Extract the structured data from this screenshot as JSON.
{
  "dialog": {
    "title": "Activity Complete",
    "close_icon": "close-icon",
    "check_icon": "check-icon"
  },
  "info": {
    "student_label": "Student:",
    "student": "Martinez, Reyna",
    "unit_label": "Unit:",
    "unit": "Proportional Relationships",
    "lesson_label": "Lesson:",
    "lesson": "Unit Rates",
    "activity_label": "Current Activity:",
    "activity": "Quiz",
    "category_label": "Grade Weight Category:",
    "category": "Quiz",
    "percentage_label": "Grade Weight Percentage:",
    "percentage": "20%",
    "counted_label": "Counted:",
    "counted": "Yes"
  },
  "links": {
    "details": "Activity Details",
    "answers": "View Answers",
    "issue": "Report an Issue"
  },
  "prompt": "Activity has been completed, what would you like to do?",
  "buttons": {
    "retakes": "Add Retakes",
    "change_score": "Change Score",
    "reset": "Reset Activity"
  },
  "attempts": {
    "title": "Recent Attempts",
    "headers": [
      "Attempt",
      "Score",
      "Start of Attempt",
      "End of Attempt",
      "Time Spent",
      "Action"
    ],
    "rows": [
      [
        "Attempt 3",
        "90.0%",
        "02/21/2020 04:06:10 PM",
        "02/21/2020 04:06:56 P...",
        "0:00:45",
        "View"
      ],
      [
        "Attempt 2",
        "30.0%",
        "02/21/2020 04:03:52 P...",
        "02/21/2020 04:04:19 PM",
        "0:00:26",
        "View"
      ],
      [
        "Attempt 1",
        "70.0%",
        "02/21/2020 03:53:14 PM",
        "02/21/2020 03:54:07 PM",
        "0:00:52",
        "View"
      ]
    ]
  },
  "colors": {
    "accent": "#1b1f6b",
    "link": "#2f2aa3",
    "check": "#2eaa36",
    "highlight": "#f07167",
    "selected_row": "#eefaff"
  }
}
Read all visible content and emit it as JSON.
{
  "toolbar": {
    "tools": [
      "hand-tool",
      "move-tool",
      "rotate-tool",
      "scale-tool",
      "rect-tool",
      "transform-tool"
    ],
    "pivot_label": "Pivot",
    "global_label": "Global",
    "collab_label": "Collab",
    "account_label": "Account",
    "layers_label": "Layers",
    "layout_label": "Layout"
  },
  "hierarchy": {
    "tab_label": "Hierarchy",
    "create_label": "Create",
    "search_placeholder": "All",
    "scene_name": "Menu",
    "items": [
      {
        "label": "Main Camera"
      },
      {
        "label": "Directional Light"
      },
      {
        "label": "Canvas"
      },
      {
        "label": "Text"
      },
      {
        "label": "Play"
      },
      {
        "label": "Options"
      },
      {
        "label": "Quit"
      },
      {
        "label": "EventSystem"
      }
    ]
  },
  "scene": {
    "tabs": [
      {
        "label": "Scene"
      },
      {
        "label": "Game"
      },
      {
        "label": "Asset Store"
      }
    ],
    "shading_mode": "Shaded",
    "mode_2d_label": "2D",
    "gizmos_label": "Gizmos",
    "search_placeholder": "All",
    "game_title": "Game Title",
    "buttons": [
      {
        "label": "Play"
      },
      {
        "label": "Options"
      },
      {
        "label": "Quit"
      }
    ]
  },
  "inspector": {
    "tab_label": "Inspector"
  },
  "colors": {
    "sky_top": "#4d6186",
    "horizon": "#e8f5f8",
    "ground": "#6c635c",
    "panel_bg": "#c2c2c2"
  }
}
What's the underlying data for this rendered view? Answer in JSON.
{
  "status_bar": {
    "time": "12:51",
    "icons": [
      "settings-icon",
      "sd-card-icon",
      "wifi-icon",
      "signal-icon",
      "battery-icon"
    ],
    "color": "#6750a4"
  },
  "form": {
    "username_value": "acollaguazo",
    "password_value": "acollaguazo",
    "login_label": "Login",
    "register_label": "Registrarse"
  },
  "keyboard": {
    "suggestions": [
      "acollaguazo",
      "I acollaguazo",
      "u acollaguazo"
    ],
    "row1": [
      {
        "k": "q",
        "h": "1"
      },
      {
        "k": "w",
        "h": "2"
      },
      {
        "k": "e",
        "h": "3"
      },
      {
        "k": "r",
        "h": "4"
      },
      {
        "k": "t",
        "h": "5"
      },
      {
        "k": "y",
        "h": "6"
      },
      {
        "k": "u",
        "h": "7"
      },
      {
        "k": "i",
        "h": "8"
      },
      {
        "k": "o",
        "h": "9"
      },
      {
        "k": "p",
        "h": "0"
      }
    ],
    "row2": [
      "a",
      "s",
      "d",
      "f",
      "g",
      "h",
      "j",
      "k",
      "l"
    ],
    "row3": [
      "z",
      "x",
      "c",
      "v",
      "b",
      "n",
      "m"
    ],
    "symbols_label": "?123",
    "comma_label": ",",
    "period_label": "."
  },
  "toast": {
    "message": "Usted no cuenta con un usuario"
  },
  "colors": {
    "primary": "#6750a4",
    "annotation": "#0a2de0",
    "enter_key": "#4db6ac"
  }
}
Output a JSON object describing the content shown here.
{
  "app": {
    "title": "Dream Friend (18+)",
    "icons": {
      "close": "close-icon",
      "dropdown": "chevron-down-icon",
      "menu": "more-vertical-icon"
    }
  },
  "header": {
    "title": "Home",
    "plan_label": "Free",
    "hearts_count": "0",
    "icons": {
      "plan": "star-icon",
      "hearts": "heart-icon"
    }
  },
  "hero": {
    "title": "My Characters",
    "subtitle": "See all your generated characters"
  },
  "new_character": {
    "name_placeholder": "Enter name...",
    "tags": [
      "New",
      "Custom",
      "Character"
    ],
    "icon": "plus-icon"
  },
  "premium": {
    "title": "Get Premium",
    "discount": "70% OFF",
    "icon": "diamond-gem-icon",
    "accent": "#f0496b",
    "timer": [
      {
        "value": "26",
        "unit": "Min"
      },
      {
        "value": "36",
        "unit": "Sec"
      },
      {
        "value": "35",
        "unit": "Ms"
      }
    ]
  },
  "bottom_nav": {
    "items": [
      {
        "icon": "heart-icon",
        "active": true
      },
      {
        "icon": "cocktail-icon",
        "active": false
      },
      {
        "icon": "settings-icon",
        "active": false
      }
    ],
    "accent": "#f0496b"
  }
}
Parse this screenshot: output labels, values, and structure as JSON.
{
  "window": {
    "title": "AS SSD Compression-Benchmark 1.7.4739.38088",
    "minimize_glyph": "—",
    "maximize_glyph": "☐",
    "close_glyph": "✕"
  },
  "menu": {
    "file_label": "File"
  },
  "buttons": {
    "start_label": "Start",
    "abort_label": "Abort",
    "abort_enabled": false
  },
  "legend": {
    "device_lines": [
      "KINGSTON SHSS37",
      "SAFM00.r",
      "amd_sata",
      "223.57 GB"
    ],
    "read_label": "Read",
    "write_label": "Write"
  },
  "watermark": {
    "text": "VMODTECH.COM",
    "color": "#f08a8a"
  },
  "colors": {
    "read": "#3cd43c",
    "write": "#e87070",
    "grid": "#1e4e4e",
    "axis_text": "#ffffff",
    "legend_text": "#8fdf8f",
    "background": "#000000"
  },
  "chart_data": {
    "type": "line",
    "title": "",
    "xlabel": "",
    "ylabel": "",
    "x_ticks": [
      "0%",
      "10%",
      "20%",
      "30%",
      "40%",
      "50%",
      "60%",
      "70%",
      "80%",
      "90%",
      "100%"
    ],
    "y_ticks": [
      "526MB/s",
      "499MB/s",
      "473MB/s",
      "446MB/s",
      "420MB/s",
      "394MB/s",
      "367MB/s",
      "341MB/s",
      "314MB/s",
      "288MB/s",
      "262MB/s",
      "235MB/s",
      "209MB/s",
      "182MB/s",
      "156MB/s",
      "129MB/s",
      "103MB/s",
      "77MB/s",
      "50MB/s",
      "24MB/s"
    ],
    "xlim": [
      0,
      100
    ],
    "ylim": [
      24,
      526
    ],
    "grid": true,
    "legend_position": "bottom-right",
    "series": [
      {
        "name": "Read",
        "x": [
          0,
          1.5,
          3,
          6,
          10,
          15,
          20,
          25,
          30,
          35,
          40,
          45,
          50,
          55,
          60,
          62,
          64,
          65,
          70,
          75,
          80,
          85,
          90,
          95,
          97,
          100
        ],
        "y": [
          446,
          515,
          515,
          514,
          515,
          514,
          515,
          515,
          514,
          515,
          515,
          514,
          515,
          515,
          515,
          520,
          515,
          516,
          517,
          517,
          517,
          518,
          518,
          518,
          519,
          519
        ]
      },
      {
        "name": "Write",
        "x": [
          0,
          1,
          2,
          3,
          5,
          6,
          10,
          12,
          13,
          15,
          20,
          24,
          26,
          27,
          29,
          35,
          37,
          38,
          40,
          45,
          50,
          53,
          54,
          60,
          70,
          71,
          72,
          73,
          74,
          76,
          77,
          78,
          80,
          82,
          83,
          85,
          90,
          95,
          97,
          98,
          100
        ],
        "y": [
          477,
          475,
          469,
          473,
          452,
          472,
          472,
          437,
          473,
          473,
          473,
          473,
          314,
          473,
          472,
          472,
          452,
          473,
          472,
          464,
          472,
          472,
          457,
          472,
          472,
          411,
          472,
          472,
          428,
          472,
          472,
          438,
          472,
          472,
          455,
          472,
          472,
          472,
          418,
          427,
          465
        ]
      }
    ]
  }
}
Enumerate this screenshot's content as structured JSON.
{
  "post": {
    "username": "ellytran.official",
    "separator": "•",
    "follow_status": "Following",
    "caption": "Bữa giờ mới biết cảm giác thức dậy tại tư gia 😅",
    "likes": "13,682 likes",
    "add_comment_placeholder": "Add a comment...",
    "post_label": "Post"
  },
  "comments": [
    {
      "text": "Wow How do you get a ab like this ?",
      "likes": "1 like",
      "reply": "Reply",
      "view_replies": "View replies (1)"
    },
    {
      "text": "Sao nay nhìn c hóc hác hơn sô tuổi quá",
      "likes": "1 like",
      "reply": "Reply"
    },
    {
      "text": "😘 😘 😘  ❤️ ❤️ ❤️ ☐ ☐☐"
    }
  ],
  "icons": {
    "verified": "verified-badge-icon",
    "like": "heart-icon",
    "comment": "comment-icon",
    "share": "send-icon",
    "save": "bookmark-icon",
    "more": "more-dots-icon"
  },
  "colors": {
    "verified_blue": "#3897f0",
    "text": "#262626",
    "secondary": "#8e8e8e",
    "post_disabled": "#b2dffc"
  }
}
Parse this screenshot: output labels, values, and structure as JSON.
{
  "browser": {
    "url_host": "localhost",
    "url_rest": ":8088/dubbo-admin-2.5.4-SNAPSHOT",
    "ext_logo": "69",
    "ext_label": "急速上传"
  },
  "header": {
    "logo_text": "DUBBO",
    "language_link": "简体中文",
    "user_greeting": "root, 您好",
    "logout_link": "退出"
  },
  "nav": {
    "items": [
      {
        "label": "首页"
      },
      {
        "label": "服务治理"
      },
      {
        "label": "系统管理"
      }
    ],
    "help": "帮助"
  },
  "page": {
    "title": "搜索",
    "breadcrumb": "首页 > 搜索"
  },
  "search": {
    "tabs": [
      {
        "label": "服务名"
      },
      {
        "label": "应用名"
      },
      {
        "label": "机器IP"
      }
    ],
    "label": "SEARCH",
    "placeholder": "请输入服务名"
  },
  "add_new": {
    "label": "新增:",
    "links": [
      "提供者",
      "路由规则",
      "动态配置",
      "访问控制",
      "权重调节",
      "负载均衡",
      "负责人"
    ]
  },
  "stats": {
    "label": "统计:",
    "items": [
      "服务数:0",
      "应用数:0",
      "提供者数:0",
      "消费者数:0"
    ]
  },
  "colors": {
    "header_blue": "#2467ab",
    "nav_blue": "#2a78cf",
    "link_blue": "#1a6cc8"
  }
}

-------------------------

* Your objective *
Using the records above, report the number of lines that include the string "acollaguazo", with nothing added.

* Problem solution *
5